About this exercise:
The response must contain every record, repeated exactly.

Data excerpts:
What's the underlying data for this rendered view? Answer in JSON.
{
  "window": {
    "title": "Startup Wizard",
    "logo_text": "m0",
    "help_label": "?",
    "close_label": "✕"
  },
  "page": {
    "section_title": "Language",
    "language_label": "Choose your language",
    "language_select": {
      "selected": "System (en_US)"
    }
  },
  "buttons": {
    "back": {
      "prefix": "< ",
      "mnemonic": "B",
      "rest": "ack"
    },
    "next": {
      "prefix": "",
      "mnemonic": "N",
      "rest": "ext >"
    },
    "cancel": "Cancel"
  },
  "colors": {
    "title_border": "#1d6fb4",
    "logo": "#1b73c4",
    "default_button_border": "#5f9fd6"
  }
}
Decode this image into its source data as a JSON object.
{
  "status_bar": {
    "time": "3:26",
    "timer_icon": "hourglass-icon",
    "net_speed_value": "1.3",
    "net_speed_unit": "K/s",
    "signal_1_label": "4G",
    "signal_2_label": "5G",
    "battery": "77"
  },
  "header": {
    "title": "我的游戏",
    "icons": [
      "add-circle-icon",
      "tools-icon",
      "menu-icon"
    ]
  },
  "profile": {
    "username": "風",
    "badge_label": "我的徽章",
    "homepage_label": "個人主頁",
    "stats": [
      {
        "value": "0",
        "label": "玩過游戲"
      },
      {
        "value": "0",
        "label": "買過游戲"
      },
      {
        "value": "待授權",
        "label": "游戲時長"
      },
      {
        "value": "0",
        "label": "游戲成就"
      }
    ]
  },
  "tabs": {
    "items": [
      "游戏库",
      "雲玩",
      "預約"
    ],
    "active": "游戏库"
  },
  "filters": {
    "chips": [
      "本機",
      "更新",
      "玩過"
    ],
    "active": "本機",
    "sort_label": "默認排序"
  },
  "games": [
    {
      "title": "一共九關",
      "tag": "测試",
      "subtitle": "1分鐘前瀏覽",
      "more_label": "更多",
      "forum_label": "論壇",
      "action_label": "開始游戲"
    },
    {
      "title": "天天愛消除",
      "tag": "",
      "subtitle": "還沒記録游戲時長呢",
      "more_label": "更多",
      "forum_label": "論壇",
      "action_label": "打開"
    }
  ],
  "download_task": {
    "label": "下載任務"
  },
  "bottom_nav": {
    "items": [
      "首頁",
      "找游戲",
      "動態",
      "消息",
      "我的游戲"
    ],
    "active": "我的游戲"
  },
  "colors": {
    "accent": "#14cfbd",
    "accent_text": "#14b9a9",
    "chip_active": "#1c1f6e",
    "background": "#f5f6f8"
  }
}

Answer to this problem:
What's the underlying data for this rendered view? Answer in JSON.
{
  "window": {
    "title": "Startup Wizard",
    "logo_text": "m0",
    "help_label": "?",
    "close_label": "✕"
  },
  "page": {
    "section_title": "Language",
    "language_label": "Choose your language",
    "language_select": {
      "selected": "System (en_US)"
    }
  },
  "buttons": {
    "back": {
      "prefix": "< ",
      "mnemonic": "B",
      "rest": "ack"
    },
    "next": {
      "prefix": "",
      "mnemonic": "N",
      "rest": "ext >"
    },
    "cancel": "Cancel"
  },
  "colors": {
    "title_border": "#1d6fb4",
    "logo": "#1b73c4",
    "default_button_border": "#5f9fd6"
  }
}
Decode this image into its source data as a JSON object.
{
  "status_bar": {
    "time": "3:26",
    "timer_icon": "hourglass-icon",
    "net_speed_value": "1.3",
    "net_speed_unit": "K/s",
    "signal_1_label": "4G",
    "signal_2_label": "5G",
    "battery": "77"
  },
  "header": {
    "title": "我的游戏",
    "icons": [
      "add-circle-icon",
      "tools-icon",
      "menu-icon"
    ]
  },
  "profile": {
    "username": "風",
    "badge_label": "我的徽章",
    "homepage_label": "個人主頁",
    "stats": [
      {
        "value": "0",
        "label": "玩過游戲"
      },
      {
        "value": "0",
        "label": "買過游戲"
      },
      {
        "value": "待授權",
        "label": "游戲時長"
      },
      {
        "value": "0",
        "label": "游戲成就"
      }
    ]
  },
  "tabs": {
    "items": [
      "游戏库",
      "雲玩",
      "預約"
    ],
    "active": "游戏库"
  },
  "filters": {
    "chips": [
      "本機",
      "更新",
      "玩過"
    ],
    "active": "本機",
    "sort_label": "默認排序"
  },
  "games": [
    {
      "title": "一共九關",
      "tag": "测試",
      "subtitle": "1分鐘前瀏覽",
      "more_label": "更多",
      "forum_label": "論壇",
      "action_label": "開始游戲"
    },
    {
      "title": "天天愛消除",
      "tag": "",
      "subtitle": "還沒記録游戲時長呢",
      "more_label": "更多",
      "forum_label": "論壇",
      "action_label": "打開"
    }
  ],
  "download_task": {
    "label": "下載任務"
  },
  "bottom_nav": {
    "items": [
      "首頁",
      "找游戲",
      "動態",
      "消息",
      "我的游戲"
    ],
    "active": "我的游戲"
  },
  "colors": {
    "accent": "#14cfbd",
    "accent_text": "#14b9a9",
    "chip_active": "#1c1f6e",
    "background": "#f5f6f8"
  }
}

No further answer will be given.